Website and app data records:

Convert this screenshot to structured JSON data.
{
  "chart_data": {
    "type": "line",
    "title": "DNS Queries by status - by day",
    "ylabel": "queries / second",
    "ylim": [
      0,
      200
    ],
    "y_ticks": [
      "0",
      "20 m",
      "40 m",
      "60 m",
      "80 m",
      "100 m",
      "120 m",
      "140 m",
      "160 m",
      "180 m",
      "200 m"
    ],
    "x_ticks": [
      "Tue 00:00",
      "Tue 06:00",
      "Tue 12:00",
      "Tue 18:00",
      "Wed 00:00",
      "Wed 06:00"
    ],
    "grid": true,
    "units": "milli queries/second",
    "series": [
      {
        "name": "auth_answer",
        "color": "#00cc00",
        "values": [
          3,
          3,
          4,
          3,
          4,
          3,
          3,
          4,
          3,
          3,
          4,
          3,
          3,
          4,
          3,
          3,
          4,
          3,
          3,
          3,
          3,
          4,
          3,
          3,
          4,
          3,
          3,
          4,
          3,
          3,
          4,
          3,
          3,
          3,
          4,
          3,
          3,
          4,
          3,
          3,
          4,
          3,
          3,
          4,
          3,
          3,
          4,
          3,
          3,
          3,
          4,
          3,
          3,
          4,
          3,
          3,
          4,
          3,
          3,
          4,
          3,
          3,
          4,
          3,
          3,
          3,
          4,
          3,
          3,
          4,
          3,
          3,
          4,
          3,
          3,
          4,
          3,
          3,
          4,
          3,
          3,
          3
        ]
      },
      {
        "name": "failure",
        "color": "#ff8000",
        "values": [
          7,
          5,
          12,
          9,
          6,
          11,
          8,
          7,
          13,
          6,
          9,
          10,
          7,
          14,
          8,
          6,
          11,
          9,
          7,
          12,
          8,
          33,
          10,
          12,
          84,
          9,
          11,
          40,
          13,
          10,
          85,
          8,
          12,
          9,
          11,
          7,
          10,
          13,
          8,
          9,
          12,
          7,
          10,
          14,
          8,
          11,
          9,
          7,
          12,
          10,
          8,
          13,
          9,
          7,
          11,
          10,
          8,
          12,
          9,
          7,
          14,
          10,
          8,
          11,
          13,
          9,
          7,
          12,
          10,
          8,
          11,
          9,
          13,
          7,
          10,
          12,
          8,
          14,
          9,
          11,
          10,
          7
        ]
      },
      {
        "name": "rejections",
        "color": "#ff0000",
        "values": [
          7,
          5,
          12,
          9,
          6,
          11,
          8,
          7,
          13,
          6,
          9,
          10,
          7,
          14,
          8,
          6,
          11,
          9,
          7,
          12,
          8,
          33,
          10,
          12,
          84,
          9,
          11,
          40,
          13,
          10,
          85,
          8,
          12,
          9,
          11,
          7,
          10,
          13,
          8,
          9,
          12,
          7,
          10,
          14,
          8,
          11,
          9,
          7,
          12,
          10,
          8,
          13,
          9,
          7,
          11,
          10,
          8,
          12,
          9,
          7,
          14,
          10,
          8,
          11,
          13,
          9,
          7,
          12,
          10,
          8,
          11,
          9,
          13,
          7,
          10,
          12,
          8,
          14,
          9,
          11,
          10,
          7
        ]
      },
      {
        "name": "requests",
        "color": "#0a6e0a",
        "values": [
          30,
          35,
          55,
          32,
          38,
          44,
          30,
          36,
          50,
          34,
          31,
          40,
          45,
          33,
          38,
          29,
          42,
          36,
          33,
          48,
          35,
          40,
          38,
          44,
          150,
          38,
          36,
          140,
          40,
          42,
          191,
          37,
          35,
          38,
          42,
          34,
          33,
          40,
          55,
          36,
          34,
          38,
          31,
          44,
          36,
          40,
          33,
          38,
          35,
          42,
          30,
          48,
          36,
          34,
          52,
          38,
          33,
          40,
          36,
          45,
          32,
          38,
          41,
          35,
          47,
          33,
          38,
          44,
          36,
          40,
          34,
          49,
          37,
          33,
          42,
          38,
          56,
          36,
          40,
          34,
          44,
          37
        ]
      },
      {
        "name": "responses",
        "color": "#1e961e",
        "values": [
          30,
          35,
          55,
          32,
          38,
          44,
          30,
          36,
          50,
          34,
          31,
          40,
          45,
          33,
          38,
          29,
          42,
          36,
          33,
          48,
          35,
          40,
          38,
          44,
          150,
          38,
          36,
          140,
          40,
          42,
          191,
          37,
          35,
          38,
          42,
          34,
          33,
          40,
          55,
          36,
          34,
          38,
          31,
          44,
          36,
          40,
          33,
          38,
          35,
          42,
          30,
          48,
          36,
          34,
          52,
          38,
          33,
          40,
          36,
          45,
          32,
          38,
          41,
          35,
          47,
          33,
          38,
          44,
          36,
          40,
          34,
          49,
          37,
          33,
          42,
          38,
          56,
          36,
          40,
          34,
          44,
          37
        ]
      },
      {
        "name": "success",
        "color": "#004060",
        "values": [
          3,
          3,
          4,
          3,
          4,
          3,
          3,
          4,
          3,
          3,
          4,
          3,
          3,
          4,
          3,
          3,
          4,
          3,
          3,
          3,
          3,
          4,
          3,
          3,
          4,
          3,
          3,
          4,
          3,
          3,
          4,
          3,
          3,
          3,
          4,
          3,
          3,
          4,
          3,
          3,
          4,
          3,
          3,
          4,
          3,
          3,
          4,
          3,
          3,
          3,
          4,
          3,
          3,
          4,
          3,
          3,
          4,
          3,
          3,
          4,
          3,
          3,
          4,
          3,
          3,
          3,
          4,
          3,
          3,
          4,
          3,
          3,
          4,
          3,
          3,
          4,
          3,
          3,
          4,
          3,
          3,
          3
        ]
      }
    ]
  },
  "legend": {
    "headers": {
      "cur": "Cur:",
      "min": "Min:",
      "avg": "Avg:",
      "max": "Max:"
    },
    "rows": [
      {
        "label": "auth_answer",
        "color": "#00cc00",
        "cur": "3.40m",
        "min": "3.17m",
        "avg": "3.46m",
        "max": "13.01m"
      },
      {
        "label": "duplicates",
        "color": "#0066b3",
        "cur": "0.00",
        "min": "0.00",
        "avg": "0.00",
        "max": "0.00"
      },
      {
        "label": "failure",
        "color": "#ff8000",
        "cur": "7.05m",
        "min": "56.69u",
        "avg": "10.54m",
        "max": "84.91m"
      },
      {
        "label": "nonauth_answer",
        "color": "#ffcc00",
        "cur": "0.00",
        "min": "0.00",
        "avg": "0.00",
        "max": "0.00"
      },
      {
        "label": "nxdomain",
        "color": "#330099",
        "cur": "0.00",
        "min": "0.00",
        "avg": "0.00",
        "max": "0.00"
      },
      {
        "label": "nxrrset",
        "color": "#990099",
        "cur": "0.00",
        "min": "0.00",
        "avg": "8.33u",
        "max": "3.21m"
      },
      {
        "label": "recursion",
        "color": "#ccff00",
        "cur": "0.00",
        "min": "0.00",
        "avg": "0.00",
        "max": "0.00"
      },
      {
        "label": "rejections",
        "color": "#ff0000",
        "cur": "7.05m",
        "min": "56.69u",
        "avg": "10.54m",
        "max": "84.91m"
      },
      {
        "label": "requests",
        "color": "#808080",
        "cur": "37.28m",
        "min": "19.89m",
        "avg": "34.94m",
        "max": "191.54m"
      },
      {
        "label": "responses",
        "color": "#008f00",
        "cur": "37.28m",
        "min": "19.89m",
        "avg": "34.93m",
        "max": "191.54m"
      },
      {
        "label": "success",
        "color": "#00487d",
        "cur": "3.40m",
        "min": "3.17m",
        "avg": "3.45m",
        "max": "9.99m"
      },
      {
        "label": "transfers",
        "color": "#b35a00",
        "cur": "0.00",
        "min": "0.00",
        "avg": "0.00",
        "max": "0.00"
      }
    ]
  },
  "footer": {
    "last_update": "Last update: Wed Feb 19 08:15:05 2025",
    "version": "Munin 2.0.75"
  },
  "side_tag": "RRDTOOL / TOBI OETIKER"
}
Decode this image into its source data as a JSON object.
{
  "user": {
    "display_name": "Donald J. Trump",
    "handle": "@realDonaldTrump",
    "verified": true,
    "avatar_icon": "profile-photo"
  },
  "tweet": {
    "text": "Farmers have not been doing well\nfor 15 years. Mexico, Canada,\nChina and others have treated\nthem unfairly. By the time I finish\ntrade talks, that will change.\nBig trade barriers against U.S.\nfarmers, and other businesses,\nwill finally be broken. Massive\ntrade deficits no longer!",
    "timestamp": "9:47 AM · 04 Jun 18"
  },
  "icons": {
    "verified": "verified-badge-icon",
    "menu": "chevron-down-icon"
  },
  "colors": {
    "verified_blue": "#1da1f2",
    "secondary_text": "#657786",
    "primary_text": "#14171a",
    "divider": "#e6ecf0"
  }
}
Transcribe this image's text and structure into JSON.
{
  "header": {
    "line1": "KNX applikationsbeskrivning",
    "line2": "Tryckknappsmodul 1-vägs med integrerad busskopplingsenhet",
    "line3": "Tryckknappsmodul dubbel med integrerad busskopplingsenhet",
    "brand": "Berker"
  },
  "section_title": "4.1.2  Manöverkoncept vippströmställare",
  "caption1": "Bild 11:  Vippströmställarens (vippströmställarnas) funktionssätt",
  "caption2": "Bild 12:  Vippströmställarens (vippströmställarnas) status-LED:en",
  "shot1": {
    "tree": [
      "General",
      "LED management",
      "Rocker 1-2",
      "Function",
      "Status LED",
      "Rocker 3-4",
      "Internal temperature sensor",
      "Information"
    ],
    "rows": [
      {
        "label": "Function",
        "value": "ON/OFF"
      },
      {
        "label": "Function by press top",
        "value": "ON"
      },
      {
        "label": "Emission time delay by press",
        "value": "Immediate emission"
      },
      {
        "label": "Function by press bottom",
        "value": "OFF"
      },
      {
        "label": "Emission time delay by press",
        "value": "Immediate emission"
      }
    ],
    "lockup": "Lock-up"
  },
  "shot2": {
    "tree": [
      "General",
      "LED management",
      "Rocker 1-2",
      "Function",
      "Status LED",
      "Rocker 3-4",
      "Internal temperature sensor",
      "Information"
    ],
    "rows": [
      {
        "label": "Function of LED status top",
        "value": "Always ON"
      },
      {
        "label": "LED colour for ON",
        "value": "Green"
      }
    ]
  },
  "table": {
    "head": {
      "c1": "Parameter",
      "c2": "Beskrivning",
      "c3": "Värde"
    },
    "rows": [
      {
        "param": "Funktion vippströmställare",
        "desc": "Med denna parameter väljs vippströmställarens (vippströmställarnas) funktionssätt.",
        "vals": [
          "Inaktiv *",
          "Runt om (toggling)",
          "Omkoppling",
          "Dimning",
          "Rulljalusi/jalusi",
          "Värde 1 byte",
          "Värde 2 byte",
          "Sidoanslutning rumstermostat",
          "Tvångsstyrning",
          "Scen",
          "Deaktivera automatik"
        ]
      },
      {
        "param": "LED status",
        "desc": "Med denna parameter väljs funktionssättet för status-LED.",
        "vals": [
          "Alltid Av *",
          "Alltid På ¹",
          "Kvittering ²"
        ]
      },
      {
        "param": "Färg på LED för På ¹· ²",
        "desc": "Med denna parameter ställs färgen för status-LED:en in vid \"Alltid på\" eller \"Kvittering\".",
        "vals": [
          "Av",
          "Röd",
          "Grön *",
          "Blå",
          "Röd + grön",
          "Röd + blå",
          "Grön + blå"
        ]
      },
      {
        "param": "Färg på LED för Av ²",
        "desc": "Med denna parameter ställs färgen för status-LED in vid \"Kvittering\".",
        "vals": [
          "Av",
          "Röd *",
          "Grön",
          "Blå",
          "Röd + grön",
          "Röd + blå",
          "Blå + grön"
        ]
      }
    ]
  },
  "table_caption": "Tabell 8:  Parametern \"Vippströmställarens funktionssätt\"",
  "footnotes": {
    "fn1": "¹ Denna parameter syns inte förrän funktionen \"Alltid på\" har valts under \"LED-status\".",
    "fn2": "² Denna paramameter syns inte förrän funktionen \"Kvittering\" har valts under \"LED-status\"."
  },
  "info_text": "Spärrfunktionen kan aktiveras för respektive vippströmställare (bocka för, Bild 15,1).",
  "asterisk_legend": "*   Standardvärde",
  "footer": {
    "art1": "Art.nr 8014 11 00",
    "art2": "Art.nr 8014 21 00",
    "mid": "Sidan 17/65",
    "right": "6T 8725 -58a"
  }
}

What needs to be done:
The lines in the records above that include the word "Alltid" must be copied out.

Output below:
          "Alltid Av *",
          "Alltid På ¹",
        "desc": "Med denna parameter ställs färgen för status-LED:en in vid \"Alltid på\" eller \"Kvittering\".",
    "fn1": "¹ Denna parameter syns inte förrän funktionen \"Alltid på\" har valts under \"LED-status\".",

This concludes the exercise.